** Opening EXCERPTED RECORDS block **

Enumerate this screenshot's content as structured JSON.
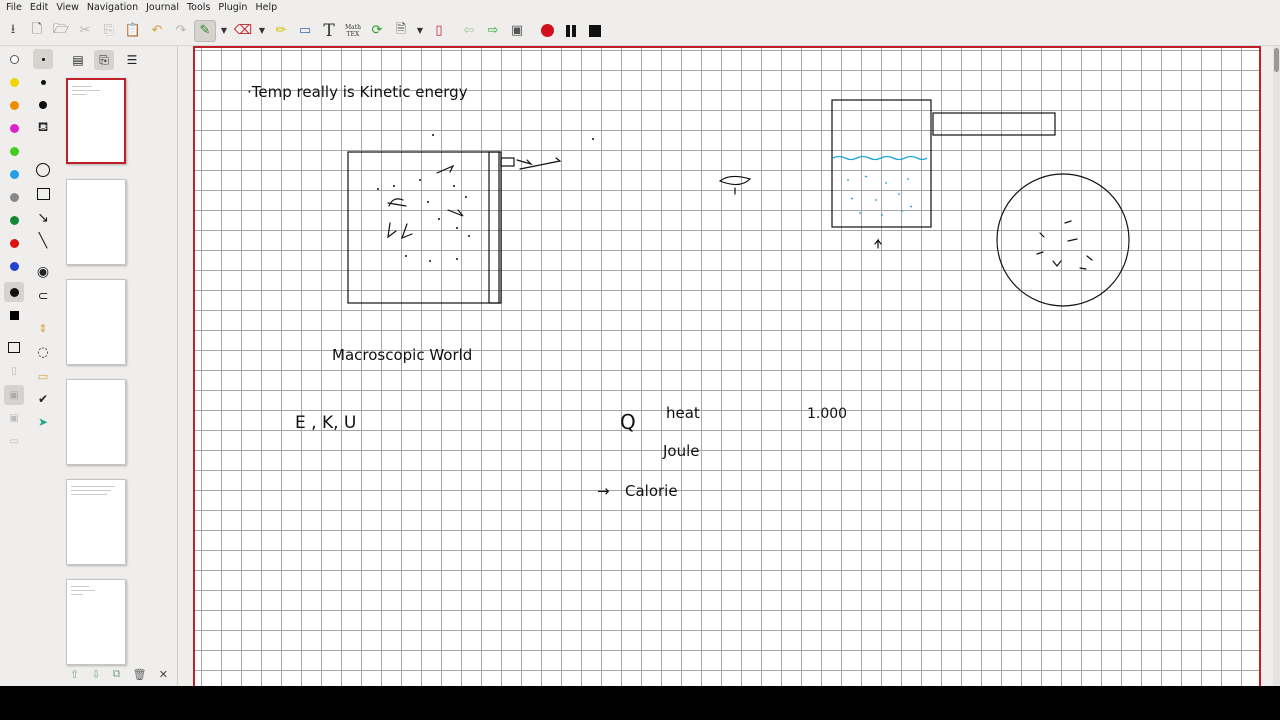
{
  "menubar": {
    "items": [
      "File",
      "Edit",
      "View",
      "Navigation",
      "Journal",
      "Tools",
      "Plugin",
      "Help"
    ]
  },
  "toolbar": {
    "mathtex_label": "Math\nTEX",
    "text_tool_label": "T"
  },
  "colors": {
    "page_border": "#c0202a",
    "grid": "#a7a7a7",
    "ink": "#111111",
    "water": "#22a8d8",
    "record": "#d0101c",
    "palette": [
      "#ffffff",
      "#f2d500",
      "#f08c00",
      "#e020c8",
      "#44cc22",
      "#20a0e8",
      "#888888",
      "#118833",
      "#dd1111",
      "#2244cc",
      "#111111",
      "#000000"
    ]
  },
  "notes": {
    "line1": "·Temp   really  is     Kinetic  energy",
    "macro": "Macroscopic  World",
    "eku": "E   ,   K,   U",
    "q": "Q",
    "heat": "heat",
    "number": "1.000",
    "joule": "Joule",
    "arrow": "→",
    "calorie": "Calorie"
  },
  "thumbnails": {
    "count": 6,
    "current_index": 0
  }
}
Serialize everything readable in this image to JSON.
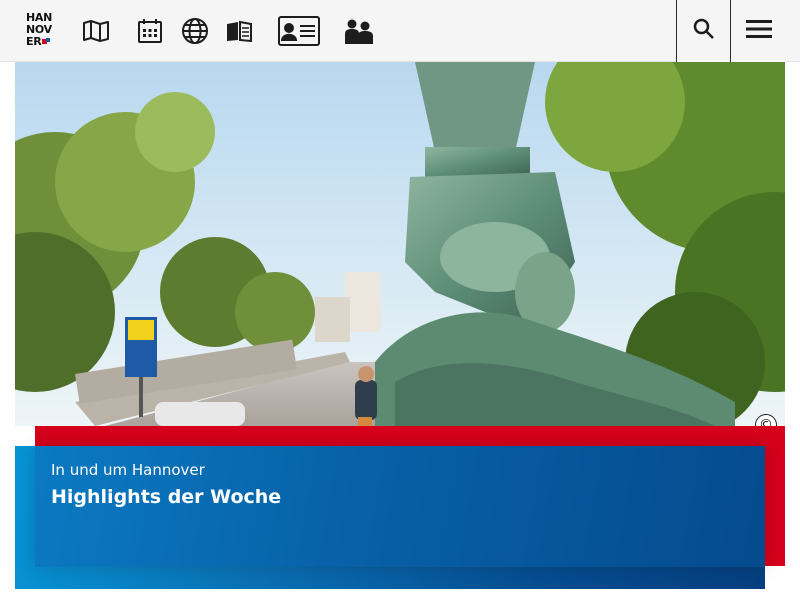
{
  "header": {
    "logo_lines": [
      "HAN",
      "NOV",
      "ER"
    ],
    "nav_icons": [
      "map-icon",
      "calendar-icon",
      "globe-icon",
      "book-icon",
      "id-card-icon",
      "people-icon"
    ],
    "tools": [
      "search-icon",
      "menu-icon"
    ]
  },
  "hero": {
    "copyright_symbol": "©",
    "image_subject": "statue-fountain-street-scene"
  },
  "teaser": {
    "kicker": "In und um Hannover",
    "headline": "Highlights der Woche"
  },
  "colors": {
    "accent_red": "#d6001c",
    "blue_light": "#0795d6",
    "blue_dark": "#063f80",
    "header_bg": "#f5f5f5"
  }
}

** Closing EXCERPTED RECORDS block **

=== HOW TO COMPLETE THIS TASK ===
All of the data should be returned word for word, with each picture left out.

=== RESULT OF THE TASK ===
Enumerate this screenshot's content as structured JSON.
{
  "menubar": {
    "items": [
      "File",
      "Edit",
      "View",
      "Navigation",
      "Journal",
      "Tools",
      "Plugin",
      "Help"
    ]
  },
  "toolbar": {
    "mathtex_label": "Math\nTEX",
    "text_tool_label": "T"
  },
  "colors": {
    "page_border": "#c0202a",
    "grid": "#a7a7a7",
    "ink": "#111111",
    "water": "#22a8d8",
    "record": "#d0101c",
    "palette": [
      "#ffffff",
      "#f2d500",
      "#f08c00",
      "#e020c8",
      "#44cc22",
      "#20a0e8",
      "#888888",
      "#118833",
      "#dd1111",
      "#2244cc",
      "#111111",
      "#000000"
    ]
  },
  "notes": {
    "line1": "·Temp   really  is     Kinetic  energy",
    "macro": "Macroscopic  World",
    "eku": "E   ,   K,   U",
    "q": "Q",
    "heat": "heat",
    "number": "1.000",
    "joule": "Joule",
    "arrow": "→",
    "calorie": "Calorie"
  },
  "thumbnails": {
    "count": 6,
    "current_index": 0
  }
}
Serialize everything readable in this image to JSON.
{
  "header": {
    "logo_lines": [
      "HAN",
      "NOV",
      "ER"
    ],
    "nav_icons": [
      "map-icon",
      "calendar-icon",
      "globe-icon",
      "book-icon",
      "id-card-icon",
      "people-icon"
    ],
    "tools": [
      "search-icon",
      "menu-icon"
    ]
  },
  "hero": {
    "copyright_symbol": "©",
    "image_subject": "statue-fountain-street-scene"
  },
  "teaser": {
    "kicker": "In und um Hannover",
    "headline": "Highlights der Woche"
  },
  "colors": {
    "accent_red": "#d6001c",
    "blue_light": "#0795d6",
    "blue_dark": "#063f80",
    "header_bg": "#f5f5f5"
  }
}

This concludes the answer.